* [WHAT YOU ARE ASKED TO DO]
Show each line of the entries below in which the word "Castello" appears.

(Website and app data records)
§
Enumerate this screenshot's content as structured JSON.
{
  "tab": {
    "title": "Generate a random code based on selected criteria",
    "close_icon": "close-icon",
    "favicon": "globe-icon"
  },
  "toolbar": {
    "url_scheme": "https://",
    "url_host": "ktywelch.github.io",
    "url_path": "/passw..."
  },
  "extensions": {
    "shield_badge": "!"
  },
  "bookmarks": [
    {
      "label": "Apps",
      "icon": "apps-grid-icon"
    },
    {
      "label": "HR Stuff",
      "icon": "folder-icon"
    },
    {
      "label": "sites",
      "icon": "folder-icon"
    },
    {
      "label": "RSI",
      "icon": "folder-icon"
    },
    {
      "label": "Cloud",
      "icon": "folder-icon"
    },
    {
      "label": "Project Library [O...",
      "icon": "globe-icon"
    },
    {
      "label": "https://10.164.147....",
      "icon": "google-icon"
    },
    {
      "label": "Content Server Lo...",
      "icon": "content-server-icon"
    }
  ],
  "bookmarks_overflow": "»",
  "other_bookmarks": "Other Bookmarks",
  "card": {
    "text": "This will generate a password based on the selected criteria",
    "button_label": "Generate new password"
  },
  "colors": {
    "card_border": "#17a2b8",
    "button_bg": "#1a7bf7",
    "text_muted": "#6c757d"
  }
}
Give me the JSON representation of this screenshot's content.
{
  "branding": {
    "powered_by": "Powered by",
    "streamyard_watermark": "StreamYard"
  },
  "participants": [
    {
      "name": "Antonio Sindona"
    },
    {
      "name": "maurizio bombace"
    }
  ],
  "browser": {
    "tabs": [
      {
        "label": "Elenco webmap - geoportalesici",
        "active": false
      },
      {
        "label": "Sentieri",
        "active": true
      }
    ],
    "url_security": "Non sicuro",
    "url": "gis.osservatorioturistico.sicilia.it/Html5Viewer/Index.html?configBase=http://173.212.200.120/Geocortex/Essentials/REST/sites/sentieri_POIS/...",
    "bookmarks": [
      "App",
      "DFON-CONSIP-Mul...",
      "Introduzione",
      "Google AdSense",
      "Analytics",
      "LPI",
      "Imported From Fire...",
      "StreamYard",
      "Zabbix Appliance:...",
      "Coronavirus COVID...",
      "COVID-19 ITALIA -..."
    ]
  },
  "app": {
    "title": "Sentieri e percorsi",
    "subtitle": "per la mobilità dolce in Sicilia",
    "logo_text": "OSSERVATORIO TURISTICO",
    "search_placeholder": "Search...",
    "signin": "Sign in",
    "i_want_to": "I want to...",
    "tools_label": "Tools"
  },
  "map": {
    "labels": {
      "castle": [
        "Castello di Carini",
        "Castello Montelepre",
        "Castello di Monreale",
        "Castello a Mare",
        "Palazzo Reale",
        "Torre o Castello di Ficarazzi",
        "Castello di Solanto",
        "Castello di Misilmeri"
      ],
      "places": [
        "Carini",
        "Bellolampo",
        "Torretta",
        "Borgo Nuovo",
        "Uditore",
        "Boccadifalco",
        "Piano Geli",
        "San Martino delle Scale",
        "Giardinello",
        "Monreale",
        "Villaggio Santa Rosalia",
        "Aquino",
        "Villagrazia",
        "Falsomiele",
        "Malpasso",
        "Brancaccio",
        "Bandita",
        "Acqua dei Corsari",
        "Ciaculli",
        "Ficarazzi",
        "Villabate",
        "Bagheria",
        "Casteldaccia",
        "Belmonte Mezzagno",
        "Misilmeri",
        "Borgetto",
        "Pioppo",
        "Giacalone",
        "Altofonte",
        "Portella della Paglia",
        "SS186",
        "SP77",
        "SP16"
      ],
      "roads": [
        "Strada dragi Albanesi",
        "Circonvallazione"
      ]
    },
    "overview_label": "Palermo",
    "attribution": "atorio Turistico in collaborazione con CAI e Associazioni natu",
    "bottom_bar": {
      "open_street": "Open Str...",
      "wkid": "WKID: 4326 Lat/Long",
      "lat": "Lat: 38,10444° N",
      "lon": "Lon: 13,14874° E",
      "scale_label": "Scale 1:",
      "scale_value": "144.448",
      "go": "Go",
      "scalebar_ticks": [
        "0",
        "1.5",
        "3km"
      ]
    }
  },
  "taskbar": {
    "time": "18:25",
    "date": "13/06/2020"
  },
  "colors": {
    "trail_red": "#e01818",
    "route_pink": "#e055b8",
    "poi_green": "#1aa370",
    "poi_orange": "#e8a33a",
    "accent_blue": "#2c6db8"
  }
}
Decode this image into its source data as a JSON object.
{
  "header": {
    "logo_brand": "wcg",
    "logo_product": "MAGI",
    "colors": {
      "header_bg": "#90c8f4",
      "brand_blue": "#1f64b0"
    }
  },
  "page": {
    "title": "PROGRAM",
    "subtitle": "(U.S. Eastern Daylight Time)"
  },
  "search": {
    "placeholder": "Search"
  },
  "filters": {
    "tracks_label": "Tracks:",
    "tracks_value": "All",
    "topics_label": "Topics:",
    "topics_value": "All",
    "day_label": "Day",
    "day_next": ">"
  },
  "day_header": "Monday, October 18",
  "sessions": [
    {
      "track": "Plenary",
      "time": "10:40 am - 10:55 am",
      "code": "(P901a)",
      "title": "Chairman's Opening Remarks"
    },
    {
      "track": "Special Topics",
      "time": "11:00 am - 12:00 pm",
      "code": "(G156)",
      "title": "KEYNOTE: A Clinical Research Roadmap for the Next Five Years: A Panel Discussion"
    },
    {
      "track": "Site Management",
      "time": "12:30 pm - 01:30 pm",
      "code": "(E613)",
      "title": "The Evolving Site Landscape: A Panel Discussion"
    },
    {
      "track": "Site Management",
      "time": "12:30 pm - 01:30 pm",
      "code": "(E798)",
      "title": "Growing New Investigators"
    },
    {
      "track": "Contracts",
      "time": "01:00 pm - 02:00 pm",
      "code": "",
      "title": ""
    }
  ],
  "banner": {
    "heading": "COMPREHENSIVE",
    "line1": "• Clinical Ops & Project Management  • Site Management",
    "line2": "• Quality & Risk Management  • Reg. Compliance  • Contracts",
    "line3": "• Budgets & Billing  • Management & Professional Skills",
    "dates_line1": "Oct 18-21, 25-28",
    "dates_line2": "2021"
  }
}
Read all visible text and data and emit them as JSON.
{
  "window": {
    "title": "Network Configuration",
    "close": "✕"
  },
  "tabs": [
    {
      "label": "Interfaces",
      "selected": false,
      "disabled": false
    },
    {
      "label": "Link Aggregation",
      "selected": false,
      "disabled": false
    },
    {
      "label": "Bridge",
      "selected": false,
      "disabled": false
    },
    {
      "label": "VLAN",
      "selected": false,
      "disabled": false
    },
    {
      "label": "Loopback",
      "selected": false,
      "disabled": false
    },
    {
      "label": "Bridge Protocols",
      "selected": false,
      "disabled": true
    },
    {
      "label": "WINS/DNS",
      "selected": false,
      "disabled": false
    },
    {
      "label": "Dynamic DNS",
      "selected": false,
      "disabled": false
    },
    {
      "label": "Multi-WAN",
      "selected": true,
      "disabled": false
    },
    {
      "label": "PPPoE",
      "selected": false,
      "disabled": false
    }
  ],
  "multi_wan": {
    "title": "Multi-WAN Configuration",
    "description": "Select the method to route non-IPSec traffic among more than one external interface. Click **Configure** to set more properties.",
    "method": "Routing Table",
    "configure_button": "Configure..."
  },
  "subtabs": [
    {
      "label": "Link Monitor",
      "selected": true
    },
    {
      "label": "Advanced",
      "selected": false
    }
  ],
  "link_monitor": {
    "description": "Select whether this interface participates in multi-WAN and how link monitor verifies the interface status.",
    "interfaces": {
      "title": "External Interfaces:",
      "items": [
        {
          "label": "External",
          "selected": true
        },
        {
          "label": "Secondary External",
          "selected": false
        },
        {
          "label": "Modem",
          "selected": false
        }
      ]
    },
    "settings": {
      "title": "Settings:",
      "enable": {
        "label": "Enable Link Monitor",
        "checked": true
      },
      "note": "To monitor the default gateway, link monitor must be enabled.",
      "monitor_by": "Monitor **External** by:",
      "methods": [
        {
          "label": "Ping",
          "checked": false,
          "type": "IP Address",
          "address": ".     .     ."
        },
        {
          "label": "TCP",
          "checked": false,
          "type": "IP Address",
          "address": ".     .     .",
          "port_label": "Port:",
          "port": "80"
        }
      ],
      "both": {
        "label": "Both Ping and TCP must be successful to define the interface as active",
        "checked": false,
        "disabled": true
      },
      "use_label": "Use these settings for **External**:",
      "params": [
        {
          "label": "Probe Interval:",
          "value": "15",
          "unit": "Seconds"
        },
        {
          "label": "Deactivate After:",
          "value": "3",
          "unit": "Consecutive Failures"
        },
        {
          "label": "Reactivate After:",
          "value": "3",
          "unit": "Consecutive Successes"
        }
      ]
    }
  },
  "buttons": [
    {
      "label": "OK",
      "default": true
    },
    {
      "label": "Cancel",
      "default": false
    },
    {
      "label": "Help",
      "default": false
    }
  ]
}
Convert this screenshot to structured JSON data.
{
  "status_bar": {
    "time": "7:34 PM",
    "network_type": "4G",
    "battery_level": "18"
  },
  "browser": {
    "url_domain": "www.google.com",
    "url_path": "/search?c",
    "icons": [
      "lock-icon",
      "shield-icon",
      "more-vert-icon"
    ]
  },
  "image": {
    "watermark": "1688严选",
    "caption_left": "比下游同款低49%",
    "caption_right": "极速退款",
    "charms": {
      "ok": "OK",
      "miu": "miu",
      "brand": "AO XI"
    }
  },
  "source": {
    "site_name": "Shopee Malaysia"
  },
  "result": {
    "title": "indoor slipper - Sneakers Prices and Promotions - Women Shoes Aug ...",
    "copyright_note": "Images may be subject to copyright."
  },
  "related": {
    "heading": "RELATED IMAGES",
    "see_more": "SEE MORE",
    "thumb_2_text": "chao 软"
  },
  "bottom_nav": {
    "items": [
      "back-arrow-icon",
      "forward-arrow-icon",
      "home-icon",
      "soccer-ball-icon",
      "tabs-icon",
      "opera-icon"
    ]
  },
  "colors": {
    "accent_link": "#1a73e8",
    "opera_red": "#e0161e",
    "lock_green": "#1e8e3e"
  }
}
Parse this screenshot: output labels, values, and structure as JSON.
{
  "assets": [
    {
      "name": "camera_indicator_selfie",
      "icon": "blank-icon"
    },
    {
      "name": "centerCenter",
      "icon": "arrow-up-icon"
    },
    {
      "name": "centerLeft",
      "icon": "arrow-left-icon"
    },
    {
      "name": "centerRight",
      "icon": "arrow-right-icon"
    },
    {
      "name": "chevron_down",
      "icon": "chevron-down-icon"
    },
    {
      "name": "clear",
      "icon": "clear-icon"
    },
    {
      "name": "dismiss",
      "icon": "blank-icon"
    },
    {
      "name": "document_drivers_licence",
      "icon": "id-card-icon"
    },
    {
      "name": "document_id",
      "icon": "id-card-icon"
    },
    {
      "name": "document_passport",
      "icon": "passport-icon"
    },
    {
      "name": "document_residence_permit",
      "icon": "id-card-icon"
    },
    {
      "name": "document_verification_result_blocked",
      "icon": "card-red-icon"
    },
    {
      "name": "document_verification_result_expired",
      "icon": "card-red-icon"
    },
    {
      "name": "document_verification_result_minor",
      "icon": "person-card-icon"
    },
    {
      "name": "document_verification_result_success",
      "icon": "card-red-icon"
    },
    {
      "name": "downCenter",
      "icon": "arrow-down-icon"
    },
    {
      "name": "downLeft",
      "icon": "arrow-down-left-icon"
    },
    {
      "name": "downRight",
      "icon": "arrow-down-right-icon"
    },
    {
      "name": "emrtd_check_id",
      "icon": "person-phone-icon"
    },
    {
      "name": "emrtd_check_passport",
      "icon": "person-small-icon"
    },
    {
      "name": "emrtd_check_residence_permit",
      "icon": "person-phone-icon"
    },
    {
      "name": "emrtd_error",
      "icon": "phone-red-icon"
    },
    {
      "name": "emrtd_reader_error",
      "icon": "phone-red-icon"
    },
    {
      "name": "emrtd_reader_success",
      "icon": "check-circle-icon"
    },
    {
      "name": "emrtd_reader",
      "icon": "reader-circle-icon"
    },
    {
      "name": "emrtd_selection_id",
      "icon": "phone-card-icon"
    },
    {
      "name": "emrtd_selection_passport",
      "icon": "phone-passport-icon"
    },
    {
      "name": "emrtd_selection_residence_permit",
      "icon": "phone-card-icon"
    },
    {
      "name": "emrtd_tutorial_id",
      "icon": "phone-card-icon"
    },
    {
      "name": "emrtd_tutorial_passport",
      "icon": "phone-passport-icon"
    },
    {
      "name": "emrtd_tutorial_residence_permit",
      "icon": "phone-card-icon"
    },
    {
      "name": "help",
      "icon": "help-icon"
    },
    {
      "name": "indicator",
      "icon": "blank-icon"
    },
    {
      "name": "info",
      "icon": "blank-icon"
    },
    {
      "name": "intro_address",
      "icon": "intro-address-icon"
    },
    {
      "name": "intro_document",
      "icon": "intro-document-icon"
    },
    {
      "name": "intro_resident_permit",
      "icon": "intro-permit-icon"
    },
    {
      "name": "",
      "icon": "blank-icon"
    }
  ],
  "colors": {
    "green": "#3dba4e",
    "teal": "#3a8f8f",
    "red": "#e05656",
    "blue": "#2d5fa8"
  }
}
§
* [RESULT OF THIS EXERCISE]
        "Castello di Carini",
        "Castello Montelepre",
        "Castello di Monreale",
        "Castello a Mare",
        "Torre o Castello di Ficarazzi",
        "Castello di Solanto",
        "Castello di Misilmeri"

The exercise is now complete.